Not every car accident requires a police report. If no injuries or property damage occurred and all parties sorted out the details of the accident, you may not need to report the incident to police. On the other hand, any car accident that involves serious injuries requires a police report. Additionally, if you and the other driver can’t agree on the events leading up to the accident, you should talk to the police.
Police reports document the scene of the accident.
It isn’t easy to remember every detail of your accident. In fact, human memory is a notoriously unreliable source of information – especially several days or weeks after the event happened. A police report will solidify the facts of the accident so you don’t have to figure them out down the line. This also prevents the other driver from changing his / her story to avoid assuming responsibility for the collision.
Liability (fault) is one of the most important facts of your car accident case. In many situations, fault determines who caused the accident and who is eligible to recover compensation for damages and injuries. Police reports are a major factor used to determine fault. In fact, getting a copy of the police report is typically the first step in determining liability for your damages.
A police report will help your attorney get the compensation you deserve.
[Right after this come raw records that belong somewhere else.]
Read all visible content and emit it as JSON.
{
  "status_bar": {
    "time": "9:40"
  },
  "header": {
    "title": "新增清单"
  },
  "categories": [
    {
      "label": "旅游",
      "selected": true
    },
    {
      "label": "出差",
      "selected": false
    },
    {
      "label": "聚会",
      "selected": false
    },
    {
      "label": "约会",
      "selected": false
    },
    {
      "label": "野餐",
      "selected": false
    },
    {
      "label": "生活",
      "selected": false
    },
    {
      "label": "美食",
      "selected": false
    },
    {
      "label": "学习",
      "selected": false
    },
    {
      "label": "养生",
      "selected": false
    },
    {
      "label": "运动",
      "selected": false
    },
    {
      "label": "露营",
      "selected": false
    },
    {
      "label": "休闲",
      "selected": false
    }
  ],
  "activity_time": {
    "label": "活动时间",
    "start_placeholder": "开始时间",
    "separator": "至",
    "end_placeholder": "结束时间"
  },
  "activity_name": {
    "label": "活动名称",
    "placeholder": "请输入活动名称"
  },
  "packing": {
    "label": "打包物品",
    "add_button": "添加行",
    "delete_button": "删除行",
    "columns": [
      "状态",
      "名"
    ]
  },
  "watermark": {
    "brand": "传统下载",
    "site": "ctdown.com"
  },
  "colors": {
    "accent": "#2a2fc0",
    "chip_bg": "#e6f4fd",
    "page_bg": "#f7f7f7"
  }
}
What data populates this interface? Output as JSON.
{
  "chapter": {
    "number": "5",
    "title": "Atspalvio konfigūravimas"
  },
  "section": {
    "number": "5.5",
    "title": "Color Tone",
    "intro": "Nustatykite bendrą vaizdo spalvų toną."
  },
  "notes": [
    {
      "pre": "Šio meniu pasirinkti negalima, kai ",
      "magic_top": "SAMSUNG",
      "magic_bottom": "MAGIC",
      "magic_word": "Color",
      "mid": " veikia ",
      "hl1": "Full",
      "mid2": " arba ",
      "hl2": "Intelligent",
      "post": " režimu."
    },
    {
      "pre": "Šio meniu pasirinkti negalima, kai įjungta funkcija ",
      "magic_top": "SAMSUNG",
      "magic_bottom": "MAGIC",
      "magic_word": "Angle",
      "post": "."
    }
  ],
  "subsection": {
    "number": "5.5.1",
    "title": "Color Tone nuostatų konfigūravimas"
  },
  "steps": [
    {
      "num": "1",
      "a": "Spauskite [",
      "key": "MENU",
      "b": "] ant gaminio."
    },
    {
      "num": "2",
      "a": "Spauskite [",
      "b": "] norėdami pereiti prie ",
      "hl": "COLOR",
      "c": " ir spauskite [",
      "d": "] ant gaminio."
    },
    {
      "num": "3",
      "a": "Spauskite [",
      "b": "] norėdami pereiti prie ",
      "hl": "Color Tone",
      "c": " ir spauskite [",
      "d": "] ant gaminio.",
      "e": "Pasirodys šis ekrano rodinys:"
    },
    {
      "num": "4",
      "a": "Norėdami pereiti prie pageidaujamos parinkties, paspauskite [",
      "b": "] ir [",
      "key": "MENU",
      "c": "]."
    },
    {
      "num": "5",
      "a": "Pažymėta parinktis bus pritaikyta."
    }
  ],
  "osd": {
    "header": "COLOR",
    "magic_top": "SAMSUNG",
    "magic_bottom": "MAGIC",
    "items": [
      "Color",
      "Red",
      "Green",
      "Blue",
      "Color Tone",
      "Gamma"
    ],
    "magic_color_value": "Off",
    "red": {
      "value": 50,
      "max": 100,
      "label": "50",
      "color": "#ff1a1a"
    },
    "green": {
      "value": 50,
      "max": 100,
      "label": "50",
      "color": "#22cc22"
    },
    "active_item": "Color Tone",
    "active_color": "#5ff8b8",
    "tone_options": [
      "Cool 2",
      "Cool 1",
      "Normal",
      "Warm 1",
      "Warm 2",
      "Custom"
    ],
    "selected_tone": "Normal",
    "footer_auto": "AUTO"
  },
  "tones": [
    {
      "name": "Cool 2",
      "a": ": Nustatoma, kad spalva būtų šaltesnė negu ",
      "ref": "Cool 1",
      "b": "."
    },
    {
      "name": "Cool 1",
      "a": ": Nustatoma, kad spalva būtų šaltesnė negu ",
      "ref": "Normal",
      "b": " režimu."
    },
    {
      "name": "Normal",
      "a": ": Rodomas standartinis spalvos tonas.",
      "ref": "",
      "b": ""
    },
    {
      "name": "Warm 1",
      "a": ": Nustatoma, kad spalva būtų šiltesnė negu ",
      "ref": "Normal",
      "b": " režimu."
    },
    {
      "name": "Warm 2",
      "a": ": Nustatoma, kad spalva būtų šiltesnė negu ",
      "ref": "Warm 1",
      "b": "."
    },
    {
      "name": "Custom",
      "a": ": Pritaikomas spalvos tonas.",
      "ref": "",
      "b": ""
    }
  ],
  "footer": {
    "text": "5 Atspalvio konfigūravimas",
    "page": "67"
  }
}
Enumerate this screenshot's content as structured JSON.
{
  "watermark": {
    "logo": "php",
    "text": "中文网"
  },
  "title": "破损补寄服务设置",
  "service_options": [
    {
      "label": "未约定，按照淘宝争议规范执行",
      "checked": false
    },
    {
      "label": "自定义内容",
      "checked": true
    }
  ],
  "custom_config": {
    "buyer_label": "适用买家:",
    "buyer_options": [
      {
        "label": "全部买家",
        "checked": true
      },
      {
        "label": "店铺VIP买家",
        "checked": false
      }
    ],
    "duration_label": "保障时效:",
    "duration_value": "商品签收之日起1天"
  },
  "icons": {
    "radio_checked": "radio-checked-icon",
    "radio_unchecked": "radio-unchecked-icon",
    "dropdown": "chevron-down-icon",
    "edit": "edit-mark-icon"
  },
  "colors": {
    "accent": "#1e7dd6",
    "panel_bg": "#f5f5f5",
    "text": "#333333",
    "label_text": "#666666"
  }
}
If you sustained a serious injury, you can seek compensation for not only property damage, but noneconomic damages, medical expenses, missed wages, and more. A police report makes this process easier than it would be without one. Using facts established by law enforcement, your attorney can create a strong case in your favor.
To learn more about your legal rights after a car accident, contact Overett Group today.